Another important component of stabilizing the down is to begin massaging your dog with your left hand as you zing with your right (feeding the position).  As your dog relaxes, you can even stop feeding and switch entirely to a relaxing touch to help anchor your dog into position.  You'll notice your dog developing a rootedness in the spot the more that they relax.

One last option for you to try, once your dog seems relatively rooted in position, is to tug slowly and steadily on their leash, as if you were trying to pull your dog off the box.  Don't pull so hard that you actually pull your dog off!  Pull gradually, and notice that your dog resists your effort and "pulls" back, in order to stay on the box (and in the down position).  Once your dog resists, relax the tension on the leash and feed the position some more.

You will detect that THIS down is a different kind of down.  Your dog will be energized and extremely focused on you.  There will be an intensity to the down, but your dog will be quite still - so if you notice things like tail wagging or a concerned facial expression (note ear position especially) - that is a sign that you need to help your dog relax more in this position.  While your dog knows how to lie down when energized (that is, after all, why they're doing it right now), you are teaching your dog how to lie down when energized around YOU.  Once your dog is reliably lying down, you can add a vocal "Down!" - but make sure you say it just as your dog is lying down.  Eventually your dog will learn something like "oh - this word "Down" means that I should feel the way I feel right now, which is to be hitting the dirt in an energized state with a focused direct alertness about me".  Something like that.

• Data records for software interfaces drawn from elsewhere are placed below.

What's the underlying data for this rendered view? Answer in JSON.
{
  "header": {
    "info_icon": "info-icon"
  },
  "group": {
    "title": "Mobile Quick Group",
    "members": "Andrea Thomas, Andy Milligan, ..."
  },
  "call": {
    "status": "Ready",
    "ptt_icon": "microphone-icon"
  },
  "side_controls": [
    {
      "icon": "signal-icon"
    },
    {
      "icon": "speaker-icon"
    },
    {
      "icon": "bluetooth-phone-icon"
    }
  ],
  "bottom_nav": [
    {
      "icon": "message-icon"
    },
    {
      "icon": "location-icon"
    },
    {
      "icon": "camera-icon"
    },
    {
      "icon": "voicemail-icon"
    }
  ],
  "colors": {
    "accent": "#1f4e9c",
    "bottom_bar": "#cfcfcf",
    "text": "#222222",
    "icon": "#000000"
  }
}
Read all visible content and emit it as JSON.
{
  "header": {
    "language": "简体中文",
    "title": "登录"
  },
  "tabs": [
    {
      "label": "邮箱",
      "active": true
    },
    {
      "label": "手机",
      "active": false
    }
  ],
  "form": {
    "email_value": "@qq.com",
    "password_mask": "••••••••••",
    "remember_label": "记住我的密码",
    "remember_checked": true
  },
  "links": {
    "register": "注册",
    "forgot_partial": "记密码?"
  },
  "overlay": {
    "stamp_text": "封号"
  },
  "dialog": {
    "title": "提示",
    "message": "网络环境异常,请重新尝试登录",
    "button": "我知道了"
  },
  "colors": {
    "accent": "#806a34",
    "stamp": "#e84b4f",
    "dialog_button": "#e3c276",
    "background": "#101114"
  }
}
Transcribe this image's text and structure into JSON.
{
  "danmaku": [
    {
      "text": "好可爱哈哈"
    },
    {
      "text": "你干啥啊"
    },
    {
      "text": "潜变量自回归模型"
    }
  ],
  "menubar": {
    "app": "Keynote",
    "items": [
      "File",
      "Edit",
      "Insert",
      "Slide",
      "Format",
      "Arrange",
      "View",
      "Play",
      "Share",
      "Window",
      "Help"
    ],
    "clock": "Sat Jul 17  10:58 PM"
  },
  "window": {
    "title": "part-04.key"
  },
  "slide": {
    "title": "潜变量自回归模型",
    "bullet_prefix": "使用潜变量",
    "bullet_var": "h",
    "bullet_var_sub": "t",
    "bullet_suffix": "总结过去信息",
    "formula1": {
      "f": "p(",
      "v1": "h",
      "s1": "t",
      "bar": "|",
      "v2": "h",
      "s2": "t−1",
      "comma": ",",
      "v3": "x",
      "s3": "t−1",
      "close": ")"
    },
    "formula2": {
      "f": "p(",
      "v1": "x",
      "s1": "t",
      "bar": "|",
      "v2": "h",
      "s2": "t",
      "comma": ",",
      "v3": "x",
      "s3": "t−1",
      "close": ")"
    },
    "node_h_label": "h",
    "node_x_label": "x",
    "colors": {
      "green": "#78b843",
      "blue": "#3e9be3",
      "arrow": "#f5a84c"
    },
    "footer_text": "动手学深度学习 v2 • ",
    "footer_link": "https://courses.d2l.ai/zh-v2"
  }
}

Once your dog gets the down, you're probably going to spend most of your energy working on down, followed by the "stay".  We'll cover the "stay" in Part Three of this series - in the meantime, you can cycle between play training, pushing, getting on the box, sitting on the box, and lying down on the box.  Keep things fun for you and your dog by changing things up.  If you're walking down the street with your dog and you see an empty bench, use that as an impromptu "box" to transfer some of your work to a more public (and distracting) location.  While you're playing fetchtug with your dog, tease your dog with a toy to get them onto the box, and then use the TOY to elicit the down response.  You can throw the toy as a release for the down.  Whatever you do, just make sure that you're developing a "pop-up free" down, on which we can build as soon as we start talking about "stay".  Good luck and, as usual, let me know if you have any questions.